• Fort Bliss Garrison Command Sgt. Maj. Tony H. Purdy pauses in front of a memorial wall dedicated to Command Sgt. Maj. James D. Blankenbecler, who died in Samarra, Iraq Oct. 1, 2003, during a convoy mission while serving in Operation Iraqi Freedom. The Noncommissioned Officer Academy classroom, where Soldiers train to become future leaders, was dedicated and named in Blankenbecler's honor a year after his death. (Photo by Wilson Rivera, Fort Bliss Monitor)

    Bliss Garrison CSM views Blankenbeclr memorial wall

    Fort Bliss Garrison Command Sgt. Maj. Tony H. Purdy pauses in front of a memorial wall dedicated to Command Sgt. Maj. James D. Blankenbecler, who died in Samarra, Iraq Oct. 1, 2003, during a convoy mission while serving in Operation Iraqi Freedom. The...

  • Soldiers gather around a plaque presented by members of Sergeants Major Course Class 58 to be added to the room dedicated in remembrance of Command Sgt. Maj. James D. Blankenbecler, who died in Operation Iraqi Freedom Oct. 1, 2003. (Photo by Wilson Rivera, Fort Bliss Monitor)

    Students view Blankenbeclr plaque

    Soldiers gather around a plaque presented by members of Sergeants Major Course Class 58 to be added to the room dedicated in remembrance of Command Sgt. Maj. James D. Blankenbecler, who died in Operation Iraqi Freedom Oct. 1, 2003. (Photo by Wilson...

FORT BLISS, Texas (May 8, 2008) - Senior noncommissioned officers attending the Sergeants Major Course at the U.S. Army Sergeants Major Academy visited the Fort Bliss NCO academy May 8 to remember one of their own killed in Iraq in 2003.

During a ceremony held at the Air Defense Artillery Center Noncommissioned Officer Academy, the Class 58 students honored Command Sgt. Maj. James D. Blankenbecler, a native of Alexandria, Va., by unveiling a plaque that was added to the room already named for him. He had been a commandant at the NCO academy as well as a graduate of Sergeants Major Course Class 53, and a loving husband and father.

Blankenbecler was 40 when he died Oct 1, 2003, after being hit by an improvised explosive device and rocket propelled grenades in Samarra, Iraq. The 1st Battalion, 44th Air Defense Artillery Regiment, Fort Hood, Texas, command sergeant major was conducting a convoy mission at the time of the attack.

"We cannot and will not let our fallen heroes be forgotten," said Command Sgt. Maj. Gary L. Hall, the Air Defense Artillery NCO academy commandant. "As the song goes, 'all gave some and some gave all.' Command sergeant major Blankenbecler and his family gave all and will not be forgotten."

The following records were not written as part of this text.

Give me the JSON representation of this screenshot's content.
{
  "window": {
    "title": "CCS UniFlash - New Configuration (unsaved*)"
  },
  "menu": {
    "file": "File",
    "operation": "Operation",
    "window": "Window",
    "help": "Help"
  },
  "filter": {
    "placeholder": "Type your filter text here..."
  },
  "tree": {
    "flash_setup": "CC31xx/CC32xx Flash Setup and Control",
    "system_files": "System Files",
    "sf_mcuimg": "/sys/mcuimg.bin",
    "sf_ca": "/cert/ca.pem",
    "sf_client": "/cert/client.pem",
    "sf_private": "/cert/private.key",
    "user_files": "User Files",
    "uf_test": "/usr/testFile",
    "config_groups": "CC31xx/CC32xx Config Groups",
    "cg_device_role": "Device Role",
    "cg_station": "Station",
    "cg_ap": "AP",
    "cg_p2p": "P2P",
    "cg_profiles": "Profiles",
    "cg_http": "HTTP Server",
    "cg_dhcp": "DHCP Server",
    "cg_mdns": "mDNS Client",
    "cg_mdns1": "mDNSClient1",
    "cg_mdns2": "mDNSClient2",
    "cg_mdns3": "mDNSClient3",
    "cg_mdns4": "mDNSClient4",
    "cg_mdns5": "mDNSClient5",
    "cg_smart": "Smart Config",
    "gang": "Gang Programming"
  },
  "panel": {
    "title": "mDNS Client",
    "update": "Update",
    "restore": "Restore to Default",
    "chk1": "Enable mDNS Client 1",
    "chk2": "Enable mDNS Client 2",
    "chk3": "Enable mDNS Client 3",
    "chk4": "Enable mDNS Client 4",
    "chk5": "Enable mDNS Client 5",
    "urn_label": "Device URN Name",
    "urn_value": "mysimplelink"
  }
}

The room - a classroom being used to train Soldiers for their role as future leaders - was dedicated to Blankenbecler and presented to his family a year after his death. The room displays pictures, awards and a dress blue uniform. Blankenbecler's awards include the Legion of Merit, Bronze Star, Purple Heart, Meritorious Service Medal, Kuwaiti Liberation Medal, Southwest Asia Service Medal and the Global War on Terrorism Expeditionary medal.

"I think each time I do (this remembrance), it gives me a special feeling on the inside," said USASMA Class 58 student Sgt. Maj. Rufus Phelps III, a former deputy commandant at the NCO Academy from 2006 to 2007. "Knowing we lost a great senior noncommissioned officer and the sacrifices he gave, it just makes it even more precious for me to just stand here and say I am walking in the same shoes that this man has already been in. Since I am at the rank of sergeant major now, it makes it even more special."

The ceremony included a moment of silence with chimes and the playing of Taps.
"The free air we breathe is a product of the blood they shed," said Garrison Command Sgt. Maj. Tony H. Purdy. "On this day, we not only remember the fallen Soldiers, we remember those who came home with lasting scars [from] war and badges of courage. ... Freedom is a precious gift given to the rest of us at a great cost."

Page last updated Thu May 15th, 2008 at 13:46